14 September: Remembering Tarasankar Bandyopadhyay on his Punya Tithi
Tarasankar Bandyopadhyay (23 July 1898 – 14 September 1971) Was an Indian novelist. He wrote 65 novels, 53-story-books, 12 plays, 4 essay-books, 4 autobiographies and 2 travel stories.
Early Life and Career
Tarasankar Bandyopadhyay was born on 23 July 1898, in West Bengal, India. In 1916 he passed his Matriculation exam from Labhpur Jadablal High School and went to St. Xavier’s College, Calcutta and then South Suburban College (now Asutosh College). He joined the non-cooperation movement while he was in intermediate at St. Xavier’s College. Because of ill health and political activism, he couldn’t finish his university course. He was also associated with a radical militant youth group during these college years, and he was arrested and interned.
As a member of the Indian independence movement, he was arrested in 1930, but was later released. After that, he went into literature. Rabindranath Tagore met him for the first time in 1932 at Santiniketan. The same year he published his first novel Chaitali Ghurni.
He moved to Calcutta in 1940. He moved to Baranagar in 1941. He was the president of the Anti-Fascist Writers and Artists Association in Bengal in 1942. During 1944, he presided over the Kanpur Bengali Literature Conference organized by non-resident Bengalis. Prabasi Banga Sahitya Sammelan was inaugurated in 1947 and the Silver Jubilee Sammelan in Bombay was presided over by him. He also got the Sarat Memorial Medal at Calcutta University.

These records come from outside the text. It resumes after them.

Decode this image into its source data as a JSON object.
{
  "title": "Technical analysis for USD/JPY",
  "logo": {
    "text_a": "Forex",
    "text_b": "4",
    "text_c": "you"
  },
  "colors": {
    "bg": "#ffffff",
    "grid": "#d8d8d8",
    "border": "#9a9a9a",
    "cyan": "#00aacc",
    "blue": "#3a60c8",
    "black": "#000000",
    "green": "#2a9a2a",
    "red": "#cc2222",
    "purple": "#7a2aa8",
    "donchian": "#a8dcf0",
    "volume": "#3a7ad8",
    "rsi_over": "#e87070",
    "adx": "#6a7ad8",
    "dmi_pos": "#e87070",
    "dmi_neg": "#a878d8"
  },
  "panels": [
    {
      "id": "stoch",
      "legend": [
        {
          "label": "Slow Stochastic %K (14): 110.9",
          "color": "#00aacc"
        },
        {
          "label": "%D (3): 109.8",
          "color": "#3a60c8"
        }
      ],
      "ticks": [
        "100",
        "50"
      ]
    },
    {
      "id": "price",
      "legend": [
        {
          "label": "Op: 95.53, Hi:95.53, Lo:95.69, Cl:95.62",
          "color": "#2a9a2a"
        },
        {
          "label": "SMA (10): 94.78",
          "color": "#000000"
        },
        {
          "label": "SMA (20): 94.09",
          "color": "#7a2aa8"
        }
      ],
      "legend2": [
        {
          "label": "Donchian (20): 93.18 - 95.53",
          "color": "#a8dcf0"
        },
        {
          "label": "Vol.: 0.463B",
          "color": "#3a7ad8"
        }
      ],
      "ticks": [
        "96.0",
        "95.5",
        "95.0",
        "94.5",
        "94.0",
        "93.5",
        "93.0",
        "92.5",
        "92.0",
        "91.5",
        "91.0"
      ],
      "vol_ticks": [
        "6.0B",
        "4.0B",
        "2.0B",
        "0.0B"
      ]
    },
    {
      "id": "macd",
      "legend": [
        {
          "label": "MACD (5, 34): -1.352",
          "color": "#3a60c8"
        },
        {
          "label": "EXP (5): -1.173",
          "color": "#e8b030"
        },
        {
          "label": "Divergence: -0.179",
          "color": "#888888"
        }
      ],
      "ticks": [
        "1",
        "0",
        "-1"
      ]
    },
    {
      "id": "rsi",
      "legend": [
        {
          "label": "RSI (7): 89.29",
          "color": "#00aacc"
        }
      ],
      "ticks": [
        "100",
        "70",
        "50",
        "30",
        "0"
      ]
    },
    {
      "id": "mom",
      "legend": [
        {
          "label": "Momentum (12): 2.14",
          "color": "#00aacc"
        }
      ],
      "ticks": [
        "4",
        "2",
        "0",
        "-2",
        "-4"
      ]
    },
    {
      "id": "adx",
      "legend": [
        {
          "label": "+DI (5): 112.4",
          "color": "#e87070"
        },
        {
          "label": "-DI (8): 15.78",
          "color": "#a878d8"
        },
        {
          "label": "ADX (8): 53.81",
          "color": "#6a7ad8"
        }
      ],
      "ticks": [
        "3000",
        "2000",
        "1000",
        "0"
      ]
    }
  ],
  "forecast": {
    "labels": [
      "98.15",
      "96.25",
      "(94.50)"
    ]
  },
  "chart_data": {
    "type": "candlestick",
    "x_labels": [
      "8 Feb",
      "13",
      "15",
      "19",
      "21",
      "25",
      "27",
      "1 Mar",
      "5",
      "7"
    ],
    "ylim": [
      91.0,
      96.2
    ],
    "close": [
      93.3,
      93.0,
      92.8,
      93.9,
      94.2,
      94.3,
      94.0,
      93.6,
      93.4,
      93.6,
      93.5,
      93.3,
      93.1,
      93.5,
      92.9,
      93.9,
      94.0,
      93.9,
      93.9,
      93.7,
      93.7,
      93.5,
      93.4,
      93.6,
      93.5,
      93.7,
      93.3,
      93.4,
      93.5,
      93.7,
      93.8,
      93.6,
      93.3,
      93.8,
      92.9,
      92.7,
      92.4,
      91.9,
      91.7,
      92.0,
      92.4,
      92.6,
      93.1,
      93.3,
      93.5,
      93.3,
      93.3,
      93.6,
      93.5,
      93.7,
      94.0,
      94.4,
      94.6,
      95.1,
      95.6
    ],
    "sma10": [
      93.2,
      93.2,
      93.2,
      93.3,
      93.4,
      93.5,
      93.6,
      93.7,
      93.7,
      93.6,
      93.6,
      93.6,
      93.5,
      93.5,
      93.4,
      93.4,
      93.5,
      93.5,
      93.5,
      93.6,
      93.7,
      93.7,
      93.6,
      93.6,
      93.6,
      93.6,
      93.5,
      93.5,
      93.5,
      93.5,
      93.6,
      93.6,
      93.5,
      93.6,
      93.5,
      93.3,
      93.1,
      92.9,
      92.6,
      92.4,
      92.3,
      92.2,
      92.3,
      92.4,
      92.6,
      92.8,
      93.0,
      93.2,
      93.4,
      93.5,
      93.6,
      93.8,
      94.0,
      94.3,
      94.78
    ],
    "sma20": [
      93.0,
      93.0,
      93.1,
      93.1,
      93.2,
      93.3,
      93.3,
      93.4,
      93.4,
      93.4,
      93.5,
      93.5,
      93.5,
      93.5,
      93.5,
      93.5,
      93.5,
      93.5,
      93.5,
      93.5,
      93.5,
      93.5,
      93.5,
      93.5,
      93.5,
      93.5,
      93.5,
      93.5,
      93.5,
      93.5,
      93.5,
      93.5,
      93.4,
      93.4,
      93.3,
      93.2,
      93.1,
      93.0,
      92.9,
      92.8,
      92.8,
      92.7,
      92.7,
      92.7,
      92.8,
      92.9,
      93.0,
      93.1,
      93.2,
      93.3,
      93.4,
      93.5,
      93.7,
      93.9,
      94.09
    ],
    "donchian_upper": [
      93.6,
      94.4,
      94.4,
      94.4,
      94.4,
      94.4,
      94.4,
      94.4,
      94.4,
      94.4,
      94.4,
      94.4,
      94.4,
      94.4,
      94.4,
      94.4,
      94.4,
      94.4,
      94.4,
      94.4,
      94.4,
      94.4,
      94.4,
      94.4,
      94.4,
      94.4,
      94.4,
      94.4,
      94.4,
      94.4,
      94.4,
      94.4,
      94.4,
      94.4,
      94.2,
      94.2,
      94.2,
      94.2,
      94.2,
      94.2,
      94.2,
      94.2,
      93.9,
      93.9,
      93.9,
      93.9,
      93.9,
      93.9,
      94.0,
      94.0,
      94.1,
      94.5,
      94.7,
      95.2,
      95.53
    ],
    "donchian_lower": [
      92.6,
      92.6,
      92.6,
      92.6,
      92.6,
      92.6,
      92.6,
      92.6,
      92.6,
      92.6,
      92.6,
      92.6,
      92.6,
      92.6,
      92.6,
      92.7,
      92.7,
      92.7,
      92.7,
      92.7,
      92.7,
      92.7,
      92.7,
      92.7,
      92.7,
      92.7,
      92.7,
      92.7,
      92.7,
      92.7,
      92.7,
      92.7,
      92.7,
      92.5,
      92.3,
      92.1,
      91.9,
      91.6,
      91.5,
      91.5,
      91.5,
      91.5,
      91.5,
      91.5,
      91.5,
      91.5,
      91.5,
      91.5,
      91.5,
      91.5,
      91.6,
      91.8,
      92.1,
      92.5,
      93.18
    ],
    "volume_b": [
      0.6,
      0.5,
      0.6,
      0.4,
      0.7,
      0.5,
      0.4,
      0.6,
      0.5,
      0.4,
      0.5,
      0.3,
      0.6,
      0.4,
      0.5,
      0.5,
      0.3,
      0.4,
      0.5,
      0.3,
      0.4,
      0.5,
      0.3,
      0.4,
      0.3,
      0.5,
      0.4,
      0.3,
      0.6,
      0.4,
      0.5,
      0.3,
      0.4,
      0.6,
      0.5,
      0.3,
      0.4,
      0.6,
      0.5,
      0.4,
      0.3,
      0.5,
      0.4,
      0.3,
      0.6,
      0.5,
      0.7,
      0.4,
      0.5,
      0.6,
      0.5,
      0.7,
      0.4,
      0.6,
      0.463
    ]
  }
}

Among his works were Ganadevata, Jaalsaghar, Abhijan, Raj Kamal, Bicharak, Kavir, etc. ‘Ganna Begum’ is a historical novel worth mentioning for its traditional values. In 1967, Tarashankar Bandopadhyay won the Jnanpith Award for his novel ‘Ganadevata,‘ about a schoolmaster fighting tyrannies in his village. “Jalsaghar” examines the natural decay of feudalism and the values surrounding a Zamindari family who have fallen on hard times, immortalized by Satyajit Ray. Abhijan, a story about a cab driver in a hypocritical society, would be his masterpiece. In ‘Bicharak‘, a judge struggles to reach a decision about a murder case, and in ‘Kavi,‘ a gypsy poet wanders around with prostitutes and dancers. He also led the Indian delegation to the Asian Writers’ Conference in Tashkent in 1957. He was elected president of Bangiya Sahitya Parishad in 1970. From 1952-60, he was a member of the West Bengal Vidhan Parishad and from 1960-66, he was a member of the Rajya Sabha.
In 1955, he won the Rabindra Puraskar for his novel Arogya Niketan, and in 1956 he won the Sahitya Akademi Award. He won the Jnanpith Award for Ganadebata in 1966. He was awarded the Padma Shri in 1962 and the Padma Bhushan in 1969.
He died on 14 September 1971, in West Bengal, India.
Read More: 23 July in Indian and World History